#### TASK OBJECTIVE:
Show all lines of the listing that hold the word "stats".
*** Block opens ***
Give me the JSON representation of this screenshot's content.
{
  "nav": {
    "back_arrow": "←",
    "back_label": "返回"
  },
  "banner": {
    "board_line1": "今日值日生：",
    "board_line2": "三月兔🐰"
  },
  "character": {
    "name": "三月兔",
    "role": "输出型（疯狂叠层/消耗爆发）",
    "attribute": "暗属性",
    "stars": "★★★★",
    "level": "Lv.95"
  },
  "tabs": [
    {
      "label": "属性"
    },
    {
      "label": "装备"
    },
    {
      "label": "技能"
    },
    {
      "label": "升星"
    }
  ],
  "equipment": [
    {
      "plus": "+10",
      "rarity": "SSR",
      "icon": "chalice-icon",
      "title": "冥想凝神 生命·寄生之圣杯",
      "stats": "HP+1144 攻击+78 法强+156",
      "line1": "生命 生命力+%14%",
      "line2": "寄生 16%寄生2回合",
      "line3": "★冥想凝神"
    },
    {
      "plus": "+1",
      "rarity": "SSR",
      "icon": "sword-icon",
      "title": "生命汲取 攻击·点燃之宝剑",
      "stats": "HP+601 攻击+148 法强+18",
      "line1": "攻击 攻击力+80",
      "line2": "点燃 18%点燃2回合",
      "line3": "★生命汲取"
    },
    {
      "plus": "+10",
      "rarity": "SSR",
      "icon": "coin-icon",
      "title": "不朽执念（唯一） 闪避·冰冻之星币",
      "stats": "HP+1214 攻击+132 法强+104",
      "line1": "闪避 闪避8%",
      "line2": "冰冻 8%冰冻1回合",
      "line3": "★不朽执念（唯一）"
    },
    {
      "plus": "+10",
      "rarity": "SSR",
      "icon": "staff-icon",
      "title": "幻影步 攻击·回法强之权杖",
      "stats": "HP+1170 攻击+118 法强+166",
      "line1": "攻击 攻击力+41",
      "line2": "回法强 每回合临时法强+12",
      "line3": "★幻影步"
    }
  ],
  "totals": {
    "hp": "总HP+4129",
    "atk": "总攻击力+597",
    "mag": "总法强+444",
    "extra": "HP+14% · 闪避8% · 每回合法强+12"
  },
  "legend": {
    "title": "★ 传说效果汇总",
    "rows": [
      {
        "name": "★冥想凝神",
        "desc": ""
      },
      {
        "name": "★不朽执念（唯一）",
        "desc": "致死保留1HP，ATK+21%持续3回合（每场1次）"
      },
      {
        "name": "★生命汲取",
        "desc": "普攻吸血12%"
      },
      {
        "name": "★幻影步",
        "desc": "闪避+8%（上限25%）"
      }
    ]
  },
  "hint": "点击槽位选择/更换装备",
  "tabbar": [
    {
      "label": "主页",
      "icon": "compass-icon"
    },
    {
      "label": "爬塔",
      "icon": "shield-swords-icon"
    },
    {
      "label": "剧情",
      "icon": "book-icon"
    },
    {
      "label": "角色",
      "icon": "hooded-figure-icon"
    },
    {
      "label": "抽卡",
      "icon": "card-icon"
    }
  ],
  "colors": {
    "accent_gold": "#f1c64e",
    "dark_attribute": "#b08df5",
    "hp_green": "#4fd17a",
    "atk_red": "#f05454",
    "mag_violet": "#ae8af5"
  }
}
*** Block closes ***
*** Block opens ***
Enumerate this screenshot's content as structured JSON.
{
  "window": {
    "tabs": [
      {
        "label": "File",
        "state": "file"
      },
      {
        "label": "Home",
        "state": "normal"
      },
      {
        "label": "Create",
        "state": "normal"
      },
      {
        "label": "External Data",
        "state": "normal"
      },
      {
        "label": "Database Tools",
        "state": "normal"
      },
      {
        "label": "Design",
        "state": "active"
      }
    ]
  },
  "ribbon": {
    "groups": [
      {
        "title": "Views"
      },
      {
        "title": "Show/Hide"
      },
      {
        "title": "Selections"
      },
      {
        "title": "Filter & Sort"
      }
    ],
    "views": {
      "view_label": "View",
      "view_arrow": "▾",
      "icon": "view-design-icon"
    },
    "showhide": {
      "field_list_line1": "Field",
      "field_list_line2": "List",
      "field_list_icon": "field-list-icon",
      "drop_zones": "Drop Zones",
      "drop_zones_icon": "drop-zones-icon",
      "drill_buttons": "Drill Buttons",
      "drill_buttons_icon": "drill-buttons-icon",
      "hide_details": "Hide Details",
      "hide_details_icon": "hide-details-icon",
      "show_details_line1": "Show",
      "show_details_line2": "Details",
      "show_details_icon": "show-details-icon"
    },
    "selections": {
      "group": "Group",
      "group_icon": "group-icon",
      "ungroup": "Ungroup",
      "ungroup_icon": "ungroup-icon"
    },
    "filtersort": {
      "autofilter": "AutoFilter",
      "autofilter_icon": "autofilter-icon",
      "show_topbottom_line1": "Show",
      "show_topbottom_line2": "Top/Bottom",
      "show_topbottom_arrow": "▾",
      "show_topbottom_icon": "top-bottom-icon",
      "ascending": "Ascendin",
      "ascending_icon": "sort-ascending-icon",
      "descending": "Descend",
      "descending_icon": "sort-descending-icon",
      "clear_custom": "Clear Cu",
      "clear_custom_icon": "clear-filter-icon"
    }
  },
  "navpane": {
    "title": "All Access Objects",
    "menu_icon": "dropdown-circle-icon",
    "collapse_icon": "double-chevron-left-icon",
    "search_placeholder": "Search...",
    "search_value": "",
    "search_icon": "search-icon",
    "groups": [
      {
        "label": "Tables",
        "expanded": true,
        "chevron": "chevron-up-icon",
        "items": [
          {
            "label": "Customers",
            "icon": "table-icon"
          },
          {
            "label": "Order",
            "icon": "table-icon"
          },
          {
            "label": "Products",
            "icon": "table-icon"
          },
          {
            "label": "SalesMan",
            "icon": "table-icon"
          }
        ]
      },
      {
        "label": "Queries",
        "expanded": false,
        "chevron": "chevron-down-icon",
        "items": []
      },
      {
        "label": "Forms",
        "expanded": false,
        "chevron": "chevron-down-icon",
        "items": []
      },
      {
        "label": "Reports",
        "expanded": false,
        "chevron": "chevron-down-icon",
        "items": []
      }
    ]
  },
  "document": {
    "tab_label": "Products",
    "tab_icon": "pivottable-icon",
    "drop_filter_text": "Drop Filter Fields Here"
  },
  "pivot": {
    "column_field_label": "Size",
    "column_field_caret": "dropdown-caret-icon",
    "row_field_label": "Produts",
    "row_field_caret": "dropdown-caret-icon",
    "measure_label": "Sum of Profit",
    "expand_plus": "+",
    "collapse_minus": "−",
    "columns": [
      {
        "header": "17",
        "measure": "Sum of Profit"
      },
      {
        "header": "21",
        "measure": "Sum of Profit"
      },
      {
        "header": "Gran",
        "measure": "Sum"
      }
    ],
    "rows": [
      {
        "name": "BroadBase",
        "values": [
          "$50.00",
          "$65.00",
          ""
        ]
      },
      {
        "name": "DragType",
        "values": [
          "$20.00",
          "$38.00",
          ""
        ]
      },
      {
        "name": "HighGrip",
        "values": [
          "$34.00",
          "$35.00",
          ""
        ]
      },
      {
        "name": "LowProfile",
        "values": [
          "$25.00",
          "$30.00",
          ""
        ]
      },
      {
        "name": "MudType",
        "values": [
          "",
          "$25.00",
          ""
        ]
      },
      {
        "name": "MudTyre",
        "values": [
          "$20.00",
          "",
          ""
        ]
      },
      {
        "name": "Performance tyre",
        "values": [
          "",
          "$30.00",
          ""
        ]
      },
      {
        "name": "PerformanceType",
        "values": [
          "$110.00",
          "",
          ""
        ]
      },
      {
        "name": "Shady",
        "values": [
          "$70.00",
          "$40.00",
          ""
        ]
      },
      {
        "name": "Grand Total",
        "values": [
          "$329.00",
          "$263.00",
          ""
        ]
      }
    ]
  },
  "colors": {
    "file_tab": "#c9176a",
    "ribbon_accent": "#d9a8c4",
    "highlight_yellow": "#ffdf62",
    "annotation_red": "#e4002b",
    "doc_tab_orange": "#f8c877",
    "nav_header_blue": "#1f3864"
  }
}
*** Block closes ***
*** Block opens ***
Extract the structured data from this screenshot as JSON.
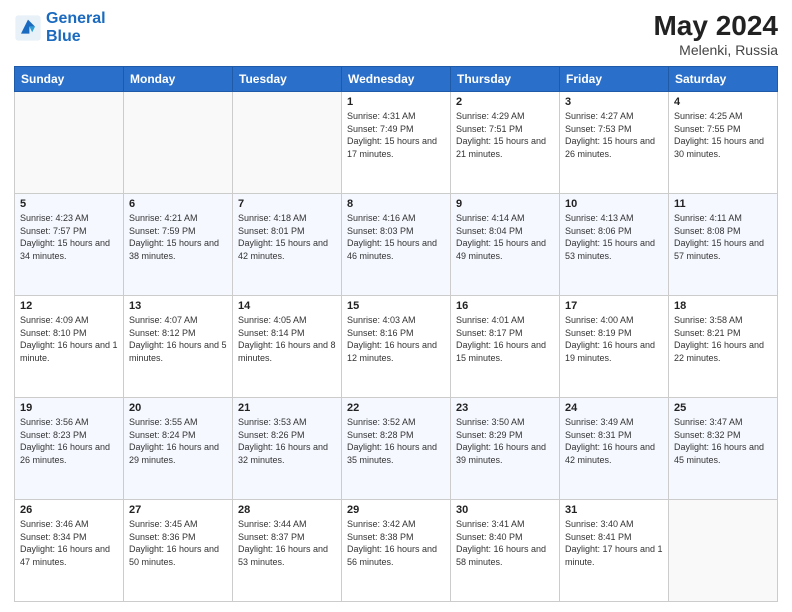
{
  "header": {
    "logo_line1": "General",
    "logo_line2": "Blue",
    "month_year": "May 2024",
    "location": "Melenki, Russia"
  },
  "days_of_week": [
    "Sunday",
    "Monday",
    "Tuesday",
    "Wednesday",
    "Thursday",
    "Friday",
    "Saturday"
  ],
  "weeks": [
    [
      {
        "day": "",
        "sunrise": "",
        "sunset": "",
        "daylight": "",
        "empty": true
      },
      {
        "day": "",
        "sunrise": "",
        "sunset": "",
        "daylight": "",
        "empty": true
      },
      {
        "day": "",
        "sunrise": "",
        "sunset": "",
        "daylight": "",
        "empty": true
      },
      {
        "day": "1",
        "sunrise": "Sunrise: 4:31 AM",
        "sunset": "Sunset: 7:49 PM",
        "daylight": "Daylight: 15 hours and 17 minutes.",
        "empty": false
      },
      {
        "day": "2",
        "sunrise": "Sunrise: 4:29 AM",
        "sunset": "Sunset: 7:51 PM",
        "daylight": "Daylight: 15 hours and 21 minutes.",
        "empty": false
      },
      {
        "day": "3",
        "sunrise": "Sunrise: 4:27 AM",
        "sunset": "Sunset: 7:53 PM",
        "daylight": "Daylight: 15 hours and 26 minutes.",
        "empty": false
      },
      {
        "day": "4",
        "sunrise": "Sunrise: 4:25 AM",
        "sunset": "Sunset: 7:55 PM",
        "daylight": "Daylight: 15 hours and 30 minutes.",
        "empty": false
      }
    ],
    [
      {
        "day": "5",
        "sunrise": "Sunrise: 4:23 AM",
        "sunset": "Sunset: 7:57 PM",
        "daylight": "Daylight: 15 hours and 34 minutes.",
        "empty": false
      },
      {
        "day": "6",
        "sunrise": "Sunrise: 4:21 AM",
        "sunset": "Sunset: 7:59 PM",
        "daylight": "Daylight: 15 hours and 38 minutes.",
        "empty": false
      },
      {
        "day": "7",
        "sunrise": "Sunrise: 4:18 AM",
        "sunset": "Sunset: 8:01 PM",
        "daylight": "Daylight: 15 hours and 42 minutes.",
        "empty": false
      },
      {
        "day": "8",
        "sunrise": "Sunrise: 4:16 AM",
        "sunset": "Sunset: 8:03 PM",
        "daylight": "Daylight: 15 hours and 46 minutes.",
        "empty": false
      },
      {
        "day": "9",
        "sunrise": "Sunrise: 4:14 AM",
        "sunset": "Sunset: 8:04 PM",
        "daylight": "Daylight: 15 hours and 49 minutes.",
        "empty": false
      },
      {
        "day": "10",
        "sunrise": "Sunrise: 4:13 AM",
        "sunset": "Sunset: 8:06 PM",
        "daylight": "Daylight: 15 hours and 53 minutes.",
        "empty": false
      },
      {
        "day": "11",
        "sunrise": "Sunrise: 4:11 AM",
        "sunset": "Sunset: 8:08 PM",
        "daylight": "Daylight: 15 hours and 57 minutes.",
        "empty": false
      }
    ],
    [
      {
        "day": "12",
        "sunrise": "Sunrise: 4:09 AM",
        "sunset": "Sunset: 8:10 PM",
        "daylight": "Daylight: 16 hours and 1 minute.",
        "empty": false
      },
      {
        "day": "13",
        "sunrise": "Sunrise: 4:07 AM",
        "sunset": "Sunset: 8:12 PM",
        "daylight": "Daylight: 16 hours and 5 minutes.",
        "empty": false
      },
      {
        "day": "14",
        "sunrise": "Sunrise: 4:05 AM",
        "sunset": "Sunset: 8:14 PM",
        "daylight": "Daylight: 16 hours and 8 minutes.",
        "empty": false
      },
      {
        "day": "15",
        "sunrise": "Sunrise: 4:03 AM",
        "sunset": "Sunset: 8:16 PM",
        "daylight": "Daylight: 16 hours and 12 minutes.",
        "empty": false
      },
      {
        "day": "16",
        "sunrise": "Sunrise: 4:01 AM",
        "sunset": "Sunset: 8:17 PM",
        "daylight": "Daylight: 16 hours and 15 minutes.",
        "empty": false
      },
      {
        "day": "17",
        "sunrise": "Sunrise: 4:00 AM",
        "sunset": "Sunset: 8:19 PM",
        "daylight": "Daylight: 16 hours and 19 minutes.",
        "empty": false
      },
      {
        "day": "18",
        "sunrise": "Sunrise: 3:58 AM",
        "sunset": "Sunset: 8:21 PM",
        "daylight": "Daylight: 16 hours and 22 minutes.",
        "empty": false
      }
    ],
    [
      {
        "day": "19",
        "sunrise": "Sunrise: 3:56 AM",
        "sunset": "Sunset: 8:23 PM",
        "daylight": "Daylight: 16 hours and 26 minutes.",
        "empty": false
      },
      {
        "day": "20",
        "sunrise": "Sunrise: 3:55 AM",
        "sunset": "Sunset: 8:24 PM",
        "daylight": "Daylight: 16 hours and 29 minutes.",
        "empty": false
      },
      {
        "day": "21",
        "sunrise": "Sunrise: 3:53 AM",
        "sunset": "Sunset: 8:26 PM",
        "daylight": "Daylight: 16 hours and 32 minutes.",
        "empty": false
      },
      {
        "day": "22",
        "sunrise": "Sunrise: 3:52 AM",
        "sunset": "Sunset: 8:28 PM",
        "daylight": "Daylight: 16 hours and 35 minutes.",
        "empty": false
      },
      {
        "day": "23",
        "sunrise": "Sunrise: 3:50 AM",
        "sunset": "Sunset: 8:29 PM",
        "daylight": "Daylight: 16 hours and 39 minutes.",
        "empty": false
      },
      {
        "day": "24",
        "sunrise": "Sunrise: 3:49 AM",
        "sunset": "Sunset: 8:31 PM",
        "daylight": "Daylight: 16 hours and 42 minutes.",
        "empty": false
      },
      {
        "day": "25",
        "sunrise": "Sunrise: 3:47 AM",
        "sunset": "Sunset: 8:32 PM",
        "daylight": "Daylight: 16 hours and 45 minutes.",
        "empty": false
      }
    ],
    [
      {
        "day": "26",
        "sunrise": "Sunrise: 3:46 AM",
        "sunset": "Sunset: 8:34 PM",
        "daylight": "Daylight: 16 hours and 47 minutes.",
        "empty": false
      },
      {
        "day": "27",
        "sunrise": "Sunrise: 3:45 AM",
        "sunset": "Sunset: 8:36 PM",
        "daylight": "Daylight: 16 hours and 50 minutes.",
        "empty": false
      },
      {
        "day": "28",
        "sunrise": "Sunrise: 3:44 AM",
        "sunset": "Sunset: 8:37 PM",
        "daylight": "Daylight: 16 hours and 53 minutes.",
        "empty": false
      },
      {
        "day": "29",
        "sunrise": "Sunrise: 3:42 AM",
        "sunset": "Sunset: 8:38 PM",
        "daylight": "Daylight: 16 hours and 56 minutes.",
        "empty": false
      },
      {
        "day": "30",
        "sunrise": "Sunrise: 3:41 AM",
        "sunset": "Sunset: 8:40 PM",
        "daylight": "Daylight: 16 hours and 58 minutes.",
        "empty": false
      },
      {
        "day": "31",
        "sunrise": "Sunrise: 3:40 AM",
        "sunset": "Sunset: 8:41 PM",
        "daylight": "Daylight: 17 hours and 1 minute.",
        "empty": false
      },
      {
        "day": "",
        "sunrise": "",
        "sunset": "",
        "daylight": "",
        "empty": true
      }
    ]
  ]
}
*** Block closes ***
#### RESULT FOR THIS EXERCISE:
      "stats": "HP+1144 攻击+78 法强+156",
      "stats": "HP+601 攻击+148 法强+18",
      "stats": "HP+1214 攻击+132 法强+104",
      "stats": "HP+1170 攻击+118 法强+166",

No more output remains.